** TASK DATA follows **

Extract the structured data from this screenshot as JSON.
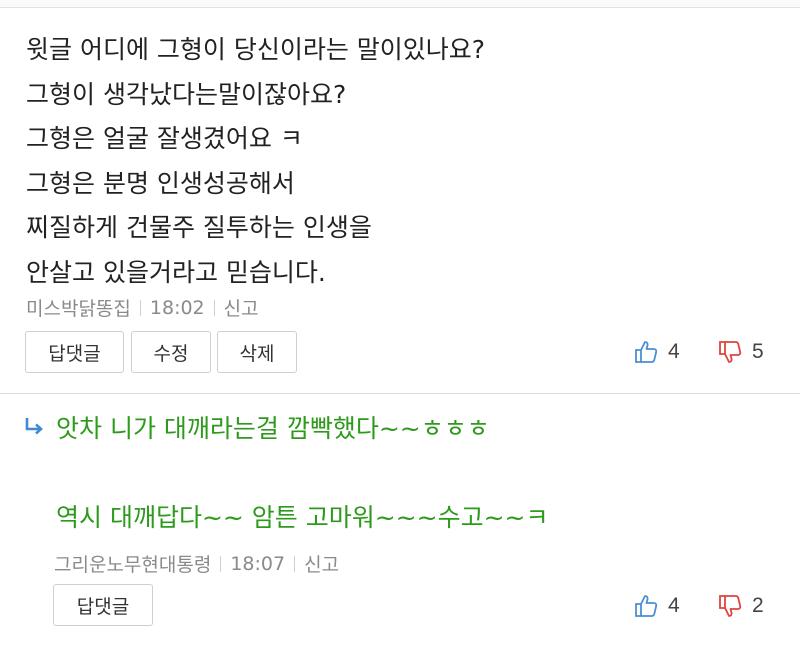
{
  "comment1": {
    "lines": [
      "윗글 어디에 그형이 당신이라는 말이있나요?",
      "그형이 생각났다는말이잖아요?",
      "그형은 얼굴 잘생겼어요 ㅋ",
      "그형은 분명 인생성공해서",
      "찌질하게 건물주 질투하는 인생을",
      "안살고 있을거라고 믿습니다."
    ],
    "author": "미스박닭똥집",
    "time": "18:02",
    "report_label": "신고",
    "reply_button": "답댓글",
    "edit_button": "수정",
    "delete_button": "삭제",
    "likes": "4",
    "dislikes": "5"
  },
  "comment2": {
    "reply_line": "앗차 니가 대깨라는걸 깜빡했다~~ㅎㅎㅎ",
    "body": "역시 대깨답다~~ 암튼 고마워~~~수고~~ㅋ",
    "author": "그리운노무현대통령",
    "time": "18:07",
    "report_label": "신고",
    "reply_button": "답댓글",
    "likes": "4",
    "dislikes": "2"
  },
  "colors": {
    "reply_text": "#2e9a1c",
    "like_icon": "#4a8fd4",
    "dislike_icon": "#e0433d",
    "reply_arrow": "#3d8bd8"
  },
  "icons": [
    "thumbs-up-icon",
    "thumbs-down-icon",
    "reply-arrow-icon"
  ]
}
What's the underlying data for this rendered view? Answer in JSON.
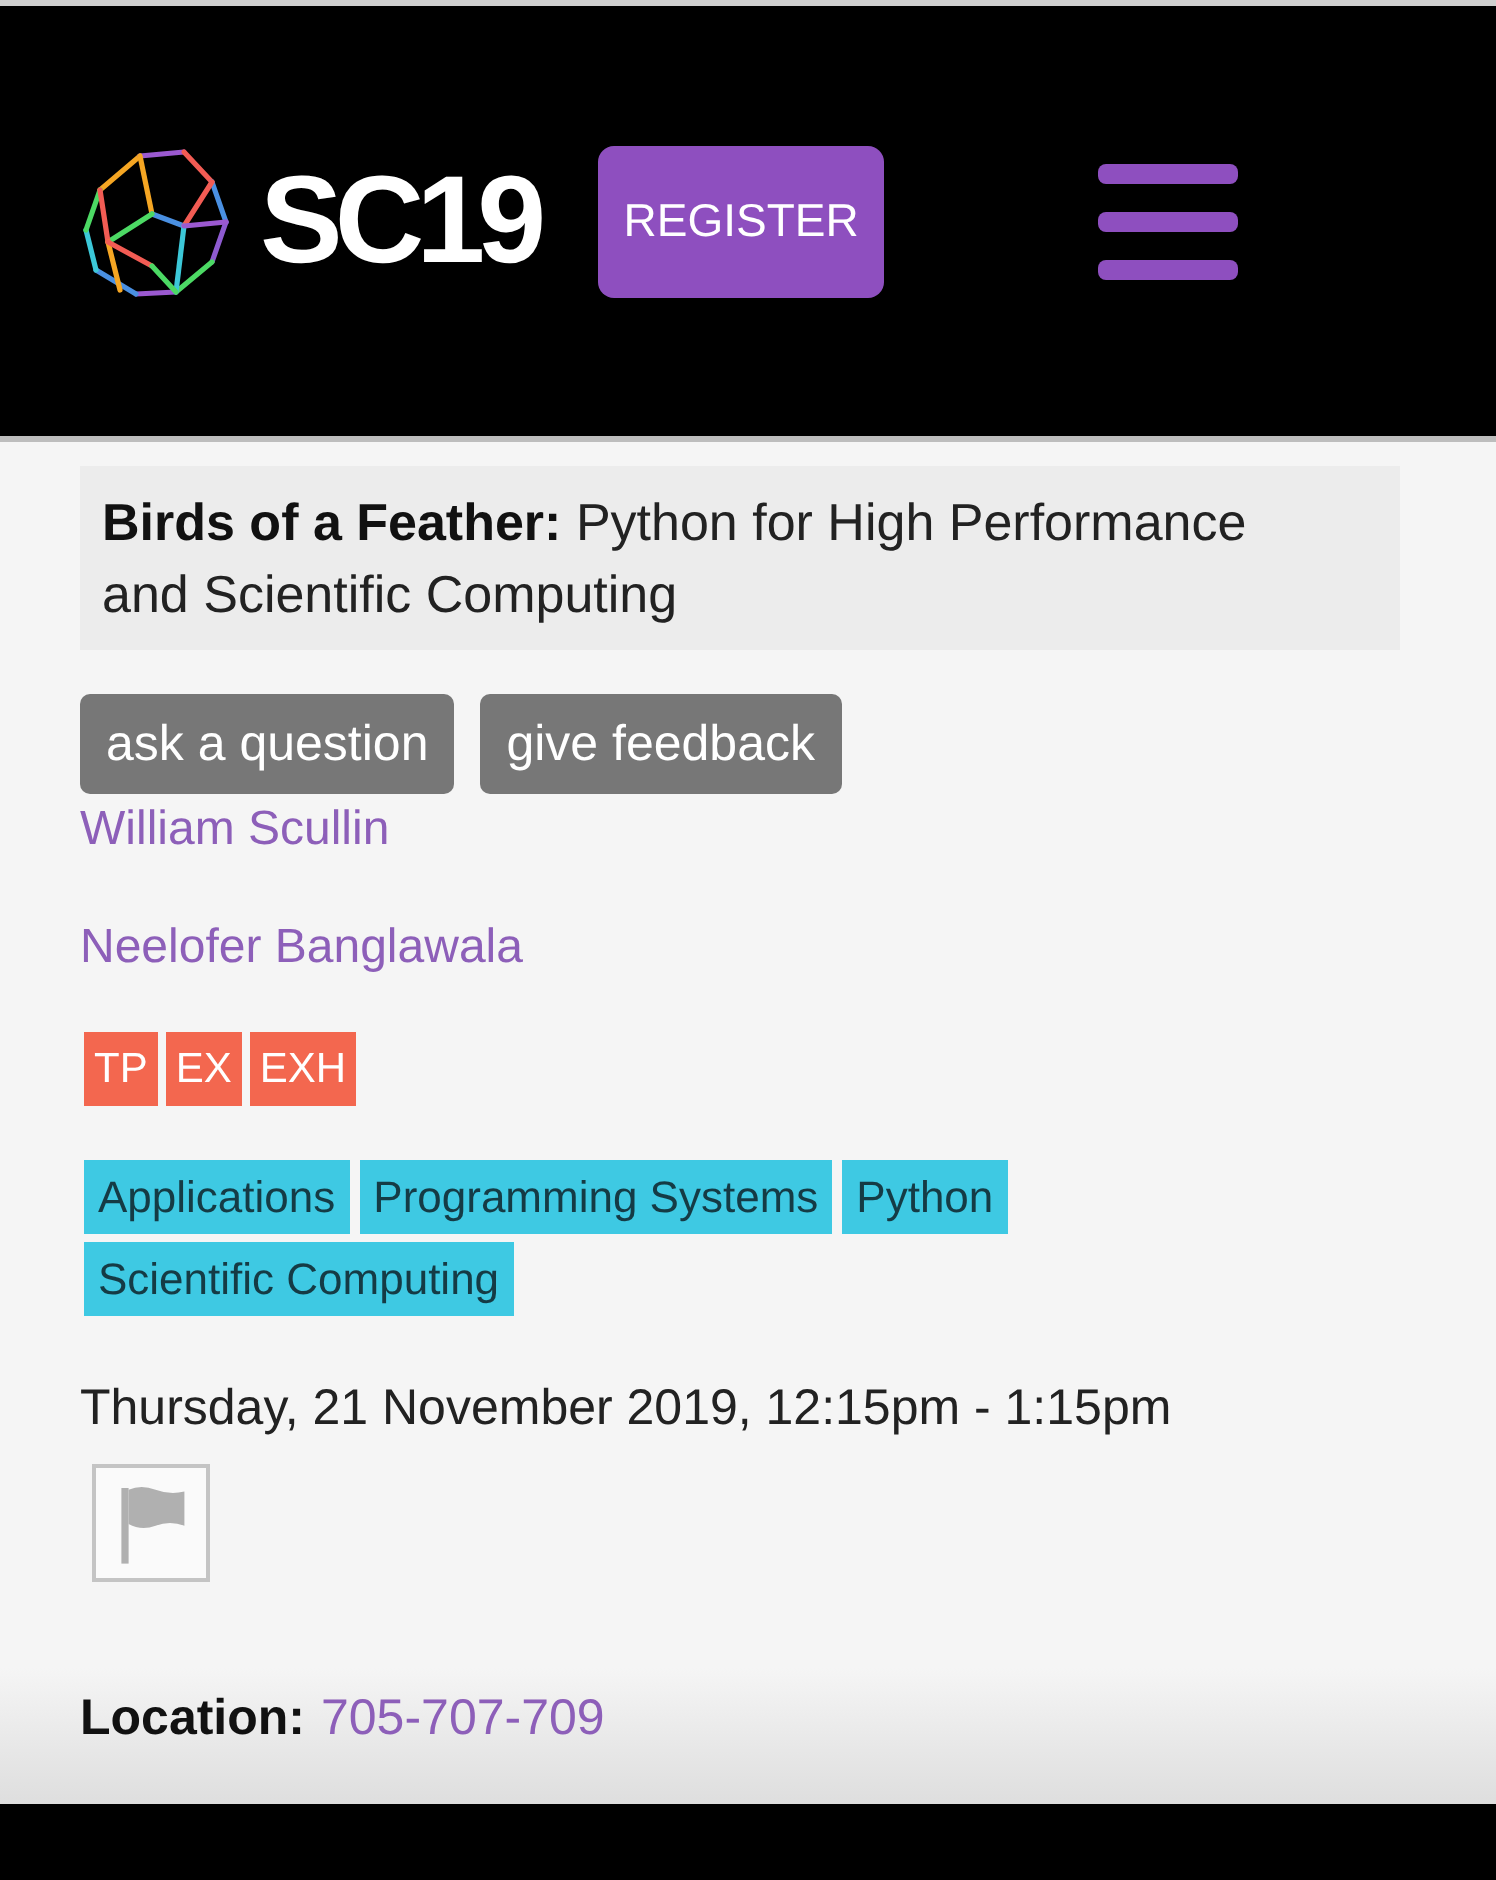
{
  "header": {
    "logo_text": "SC19",
    "register_button": "REGISTER"
  },
  "session": {
    "title": "**Birds of a Feather:** Python for High Performance and Scientific Computing"
  },
  "actions": [
    "ask a question",
    "give feedback"
  ],
  "presenters": [
    "William Scullin",
    "Neelofer Banglawala"
  ],
  "registration_badges": [
    "TP",
    "EX",
    "EXH"
  ],
  "tags": [
    "Applications",
    "Programming Systems",
    "Python",
    "Scientific Computing"
  ],
  "time": "Thursday, 21 November 2019, 12:15pm - 1:15pm",
  "location": {
    "label": "Location:",
    "value": "705-707-709"
  }
}
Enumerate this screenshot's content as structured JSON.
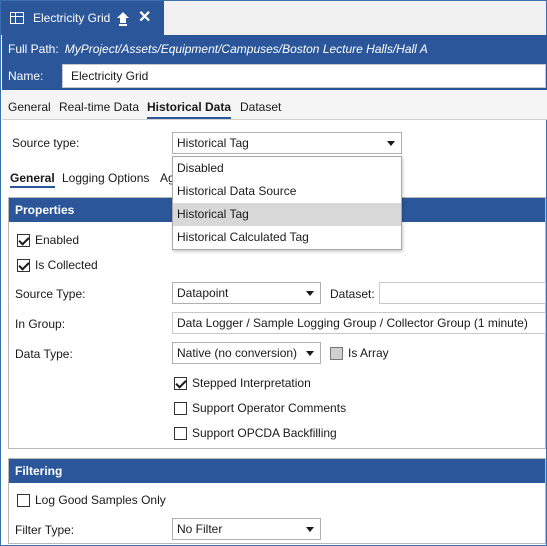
{
  "tab": {
    "title": "Electricity Grid",
    "icon": "grid-icon",
    "pin_icon": "pin-icon",
    "close_glyph": "✕"
  },
  "header": {
    "path_label": "Full Path:",
    "path_value": "MyProject/Assets/Equipment/Campuses/Boston Lecture Halls/Hall A",
    "name_label": "Name:",
    "name_value": "Electricity Grid"
  },
  "main_tabs": [
    {
      "label": "General",
      "active": false
    },
    {
      "label": "Real-time Data",
      "active": false
    },
    {
      "label": "Historical Data",
      "active": true
    },
    {
      "label": "Dataset",
      "active": false
    }
  ],
  "source": {
    "label": "Source type:",
    "selected": "Historical Tag",
    "options": [
      "Disabled",
      "Historical Data Source",
      "Historical Tag",
      "Historical Calculated Tag"
    ]
  },
  "sub_tabs": [
    {
      "label": "General",
      "active": true
    },
    {
      "label": "Logging Options",
      "active": false
    },
    {
      "label": "Ag",
      "active": false
    }
  ],
  "properties": {
    "title": "Properties",
    "enabled_label": "Enabled",
    "enabled": true,
    "collected_label": "Is Collected",
    "collected": true,
    "source_type_label": "Source Type:",
    "source_type_value": "Datapoint",
    "dataset_label": "Dataset:",
    "dataset_value": "",
    "group_label": "In Group:",
    "group_value": "Data Logger / Sample Logging Group / Collector Group (1 minute)",
    "data_type_label": "Data Type:",
    "data_type_value": "Native (no conversion)",
    "is_array_label": "Is Array",
    "is_array": false,
    "stepped_label": "Stepped Interpretation",
    "stepped": true,
    "operator_comments_label": "Support Operator Comments",
    "operator_comments": false,
    "backfilling_label": "Support OPCDA Backfilling",
    "backfilling": false
  },
  "filtering": {
    "title": "Filtering",
    "log_good_label": "Log Good Samples Only",
    "log_good": false,
    "filter_type_label": "Filter Type:",
    "filter_type_value": "No Filter"
  },
  "colors": {
    "accent": "#2b579a",
    "selection": "#d8d8d8"
  }
}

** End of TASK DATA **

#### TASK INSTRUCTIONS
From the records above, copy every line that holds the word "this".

#### EXERCISE RESULT
Extract the structured data from this screenshot as JSON.
What's the underlying data for this rendered view? Answer in JSON.
Enumerate this screenshot's content as structured JSON.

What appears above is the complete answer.